What I was nervous about was the story I was telling before I performed the song as I hadn’t written a script. I was like “I will just get up there and see what happens” *laughs*. I’m not particularly good at storytelling cause I get lost in tangents, but I think it got received well. I also trust my fans with those things because the music I make draws an audience who would be sympathetic and compassionate towards the stories and feelings I am expressing .
TB: ’Ready’ is a soundtrack for activism. And being politically aware and charged is something you’ve always waved proudly. So why do you think it’s so important for people to stand up more than ever before and speak their truth?
M: They say that the tipping point will come in eleven years in regards to the climate but I kinda feel like we are already there in some ways. Not necessarily environmentally but on a political and social level.
The leadership we have internationally right now is really conservative and destructive and lack any empathy for people that require help and simply refuses to help them. That kind of attitude toward the population in the world and the systems in place are unacceptable to me. It’s increasing on the daily because of all the leadership we are electing. You’ve got Scott Morrison in Australia now and obviously Donald Trump in the US, Rodrigo Dutere in the Philippines and Jair Bolsonaro in Brazil. And then the UK is about to go through their elections and all of that is very concerning. If only the 1 percent is healthy and the rest of the world is suffering, how is that okay? Also the world wouldn’t work if we are constantly in war and everyone is unhealthy and dying. That’s why being an activist is important because we need to stand up and say that we give a shit and cannot allow it to happen any longer. We also live in a democracy so you can beat your bottom dollar that I’m going to use my voice to try make a difference.

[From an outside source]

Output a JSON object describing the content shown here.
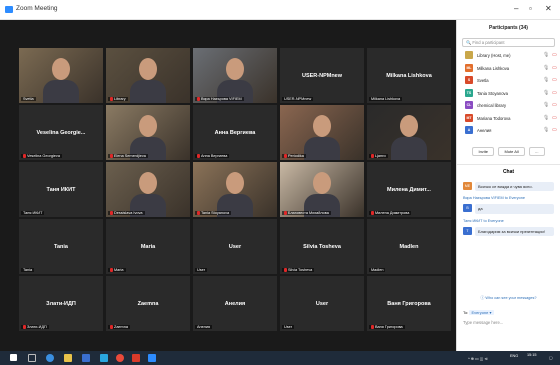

In one sweeping look around the world and our own country you should be able to acknowledge that things are worse for wear and that should make you want to stand up and do something. It’s crunch time! You can go to rally or write a letter to your local MP and just let your voice be known.

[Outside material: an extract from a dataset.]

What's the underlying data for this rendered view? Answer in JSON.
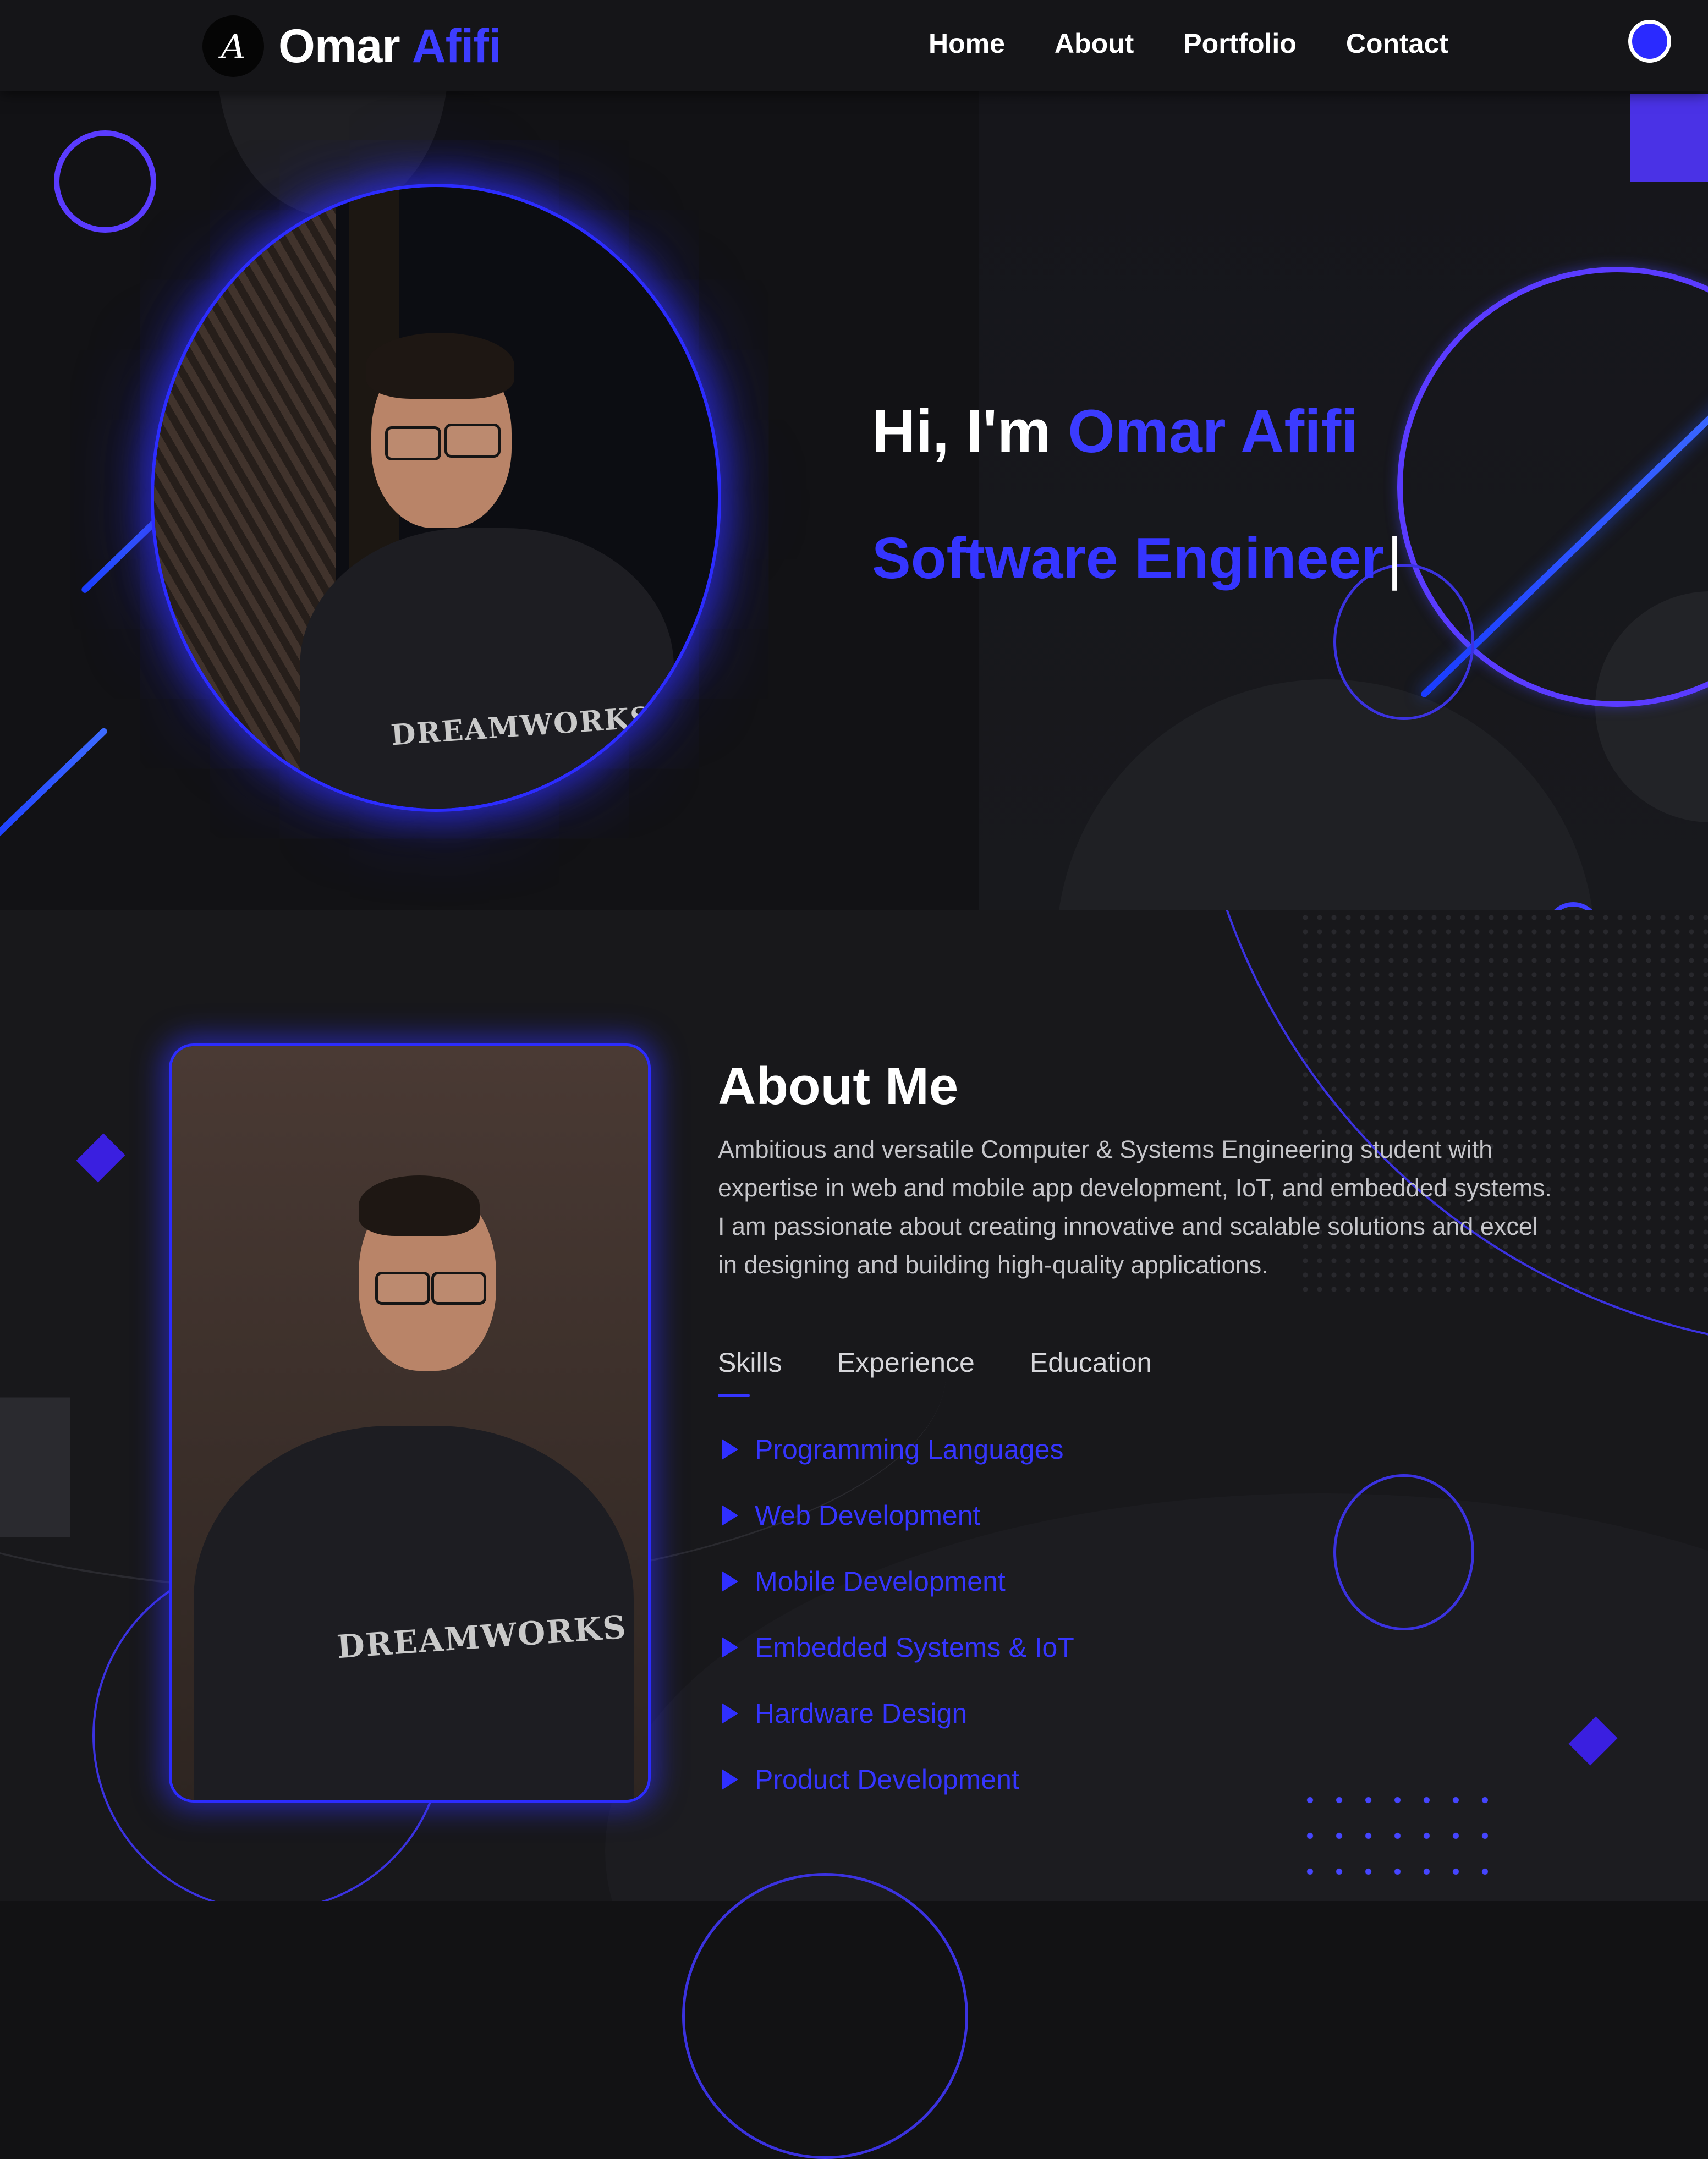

TB: I first saw you live 4 years ago when you opened for Megan Washington and since then you’ve done a lot of touring with headlining shows, support slots and festival sets and I saw you even doing a DJ set once.
So from playing live and watching your crowd grow and evolve too what is the biggest thing you’ve learnt about yourself as an artist and how do you want to continue to elevate your theatrical sound with your upcoming ‘Complex’ Australian Tour in November?
M: I guess the thing I’ve learnt is that I’m very physical and I need to express physically what I’m singing. There’s a lot of anger and passion in my songs and I require myself to exert that in a physical and connective fashion.
I think I just want to keep working on that over the years. I’ve been getting better at singing because I’ve realised I have a mother fucking voice, so I keep working on it and looking after it better so I can perform better. With touring it’s really easy to not look after yourself because of lack of sleep. It’s such a fucking hard thing to do. So I’m trying new ways to try look after myself better on tour too.
‘Complex’ is out Friday August 30
You can pre order a SIGNED copy from Sanity HERE; https://www.sanity.com.au/products/2427189/Complex–SIGNED-COPY
Montaigne Australian Tour
Thursday 7 November – The Gov, Adelaide
Friday 8 November – Badlands, Perth
Saturday 9 November – Mojo’s, Fremantle
Thursday 14 November – Solbar, Maroochydore
Friday 15 November – The Zoo, Brisbane
Saturday 16 November – The Northern, Byron Bay
Thursday 21 November – Tap House, Bendigo
Friday 22 November – Torquay Hotel, Torquay
Saturday 23 November – The Croxton, Melbourne
Thursday 28 November – UC Hub, Canberra
Friday 29 November – The Metro, Sydney
Saturday 30 November – UOW Unibar, Wollongong